Blake Harms,
Auto Technician
Employed by Carmedix, in Durham, North Carolina

How long have you worked as an Auto Technician?

Blake started working out in the field in 2008 after graduating from Durham Technical College.

Did you take Shop in High School?
No. Blake thought he wanted to go into the industrial design field, so he took academic classes in high school. But he spent all his free time wrenching on his own vehicles.

“My first car that I drove while attending high school was a 1996 BMW 325i that I quickly modified and made my own. I changed the suspension to lower the vehicle, installed an exhaust system, and did tons of maintenance/repairs such as spark plugs and brakes. I installed a full sound system in the doors and trunk with an amplifier, upgraded headlights and taillights. I had it tricked out! All at the age of 16. That was the beginning of my passion!”

Why did you decide to become an auto technician?
After high school, Blake attended North Carolina State University to study industrial design, then moved towards product designs but ultimately neither resonated with him.

“I was not passionate about sitting behind a computer screen and drawing things for the rest of my life. But I have always had a passion for working on cars.” He found that he had a fascination for seeing how vehicle components and sub-systems operated and decided to change course and enrolled at Durham Technical College. Once he began his education at Durham Tech, he realized he had found his passion.

Did trade school prep you for working in the real world?
Yes, Durham Tech was “more than helpful”, says Blake. He notes that the curriculum was
75 percent hands on diagnosing and repairing vehicles and 25 percent of the time was spent inside the classroom.

Best piece of advice a mentor or instructor ever gave you?
One of Blake’s mentors an ASE Master Technician, exposed him to a heavy dose of practical skills and exposed him to a wide variety of different cars, trucks, vans and heavy-duty vehicles.
“The best advice he gave me was to be confident in myself. Say I am comfortable servicing a Honda Civic, don’t be intimidated with a BMW. The level of difficulty might be slightly higher, but they all come apart and go back together.”

How many different shops have your worked at?
Over 12 years, Blake has worked at four different independent repair shops.

What makes a good shop to work at?
“What I look for in an exceptional business is its presentation and cleanliness. My current shop - Carmedix is polished and professional. Customers want to visit Carmedix, which means that we are busy. That ranks foremost in my book.” Next Blake adds, “I also look for the attitude and presences of my fellow employees that I might be working with. The team that I work with now is phenomenal. I mean that from day one. Every person is excited to work for Carmedix, and that speaks a lot for our boss, Jay Huh. Right off the bat I knew that this would be a great place to be.”

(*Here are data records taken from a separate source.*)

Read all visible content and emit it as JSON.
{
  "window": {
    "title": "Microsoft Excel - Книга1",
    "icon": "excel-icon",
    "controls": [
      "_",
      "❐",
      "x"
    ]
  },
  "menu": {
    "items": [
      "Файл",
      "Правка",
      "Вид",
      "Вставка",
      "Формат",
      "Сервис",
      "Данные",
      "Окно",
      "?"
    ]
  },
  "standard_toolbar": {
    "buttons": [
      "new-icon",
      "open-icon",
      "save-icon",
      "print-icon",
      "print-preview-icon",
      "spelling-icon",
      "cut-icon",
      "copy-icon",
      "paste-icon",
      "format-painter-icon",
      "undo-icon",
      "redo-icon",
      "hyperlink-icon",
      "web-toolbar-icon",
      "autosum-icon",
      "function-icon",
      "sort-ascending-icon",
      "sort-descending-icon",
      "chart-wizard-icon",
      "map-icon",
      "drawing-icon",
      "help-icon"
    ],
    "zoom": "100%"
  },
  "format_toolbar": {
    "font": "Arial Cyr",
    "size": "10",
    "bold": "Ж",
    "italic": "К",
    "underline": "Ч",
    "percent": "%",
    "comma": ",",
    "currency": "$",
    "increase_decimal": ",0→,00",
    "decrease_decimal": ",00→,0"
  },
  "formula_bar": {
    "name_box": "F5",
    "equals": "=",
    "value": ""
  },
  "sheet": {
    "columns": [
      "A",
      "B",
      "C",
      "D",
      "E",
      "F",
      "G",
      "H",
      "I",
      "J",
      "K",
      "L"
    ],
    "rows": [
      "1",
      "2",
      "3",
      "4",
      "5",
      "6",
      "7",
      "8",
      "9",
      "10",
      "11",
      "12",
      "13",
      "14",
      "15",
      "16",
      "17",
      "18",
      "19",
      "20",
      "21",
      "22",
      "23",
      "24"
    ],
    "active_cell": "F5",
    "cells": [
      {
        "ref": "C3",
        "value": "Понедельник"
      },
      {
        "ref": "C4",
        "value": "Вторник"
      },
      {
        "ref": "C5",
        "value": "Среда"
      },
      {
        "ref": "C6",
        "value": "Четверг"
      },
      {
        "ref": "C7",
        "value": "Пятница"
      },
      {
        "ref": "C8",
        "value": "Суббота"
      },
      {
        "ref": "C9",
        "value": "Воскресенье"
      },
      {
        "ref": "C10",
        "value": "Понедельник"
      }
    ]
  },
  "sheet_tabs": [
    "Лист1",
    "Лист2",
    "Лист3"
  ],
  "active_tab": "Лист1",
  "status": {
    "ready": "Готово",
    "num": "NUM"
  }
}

If you could have a “Do Over” would you still be an Auto Technician?
Blake is absolutely satisfied that he wrenches cars and trucks for a living. But he wishes he would have started down his path earlier.

What ASE Certifications do you have? Do you have any Vehicle specific certifications from working at a dealership?
As of today, Blake holds four certifications: A1-engine repair, A4-suspension and steering, A5-brake systems and A6-electrical. None of these tests were easy for Blake but he studies hard and is proud to have passed the tests to get his certifications. He is grateful that the tech school he attended drove home math and computer sciences which are important to working on cars. Blake feels that understanding “Electrical systems are crucial, especially nowadays with how advanced vehicles are. There’s a separate certification for hybrids, which I’m interested in taking. Being familiar with electronics is key because, in a shop setting, I notice some shops do not possess the talent or information with their techs to replace the correct part. What ends up happening is that it costs the shop and customer more instead of actually identifying of what is the root cause. In layman’s terms, having that electrical certification is going to help the tech with diagnostics, which is extremely important nowadays.”

What are the top challenges you face being an automotive technician?
“I would say that the big hurdle for techs are the tools. We see newer vehicles that require a one-off tool that you will never use ever again but only on this car to keep an object in place while you repair it. So, the hardest things that I see are just keeping up on updates with vehicles and the tools. Other than that, the knowledge is still the same, it's just how are we going to apply it.”

What do you enjoy most about being an automotive technician?
“Anything the has moving parts, anything that flows, anything that propels all put together is a most enjoyable experience.”

Advice to new techs
Regarding getting your ASE Certifications, “the most valuable and approachable certification that someone should begin with is engine repair. A1, the engine repair segment is extremely helpful. That is the broadest certification that allows someone to gain familiarity with cooling repair, lubrication systems such as the oil pump.”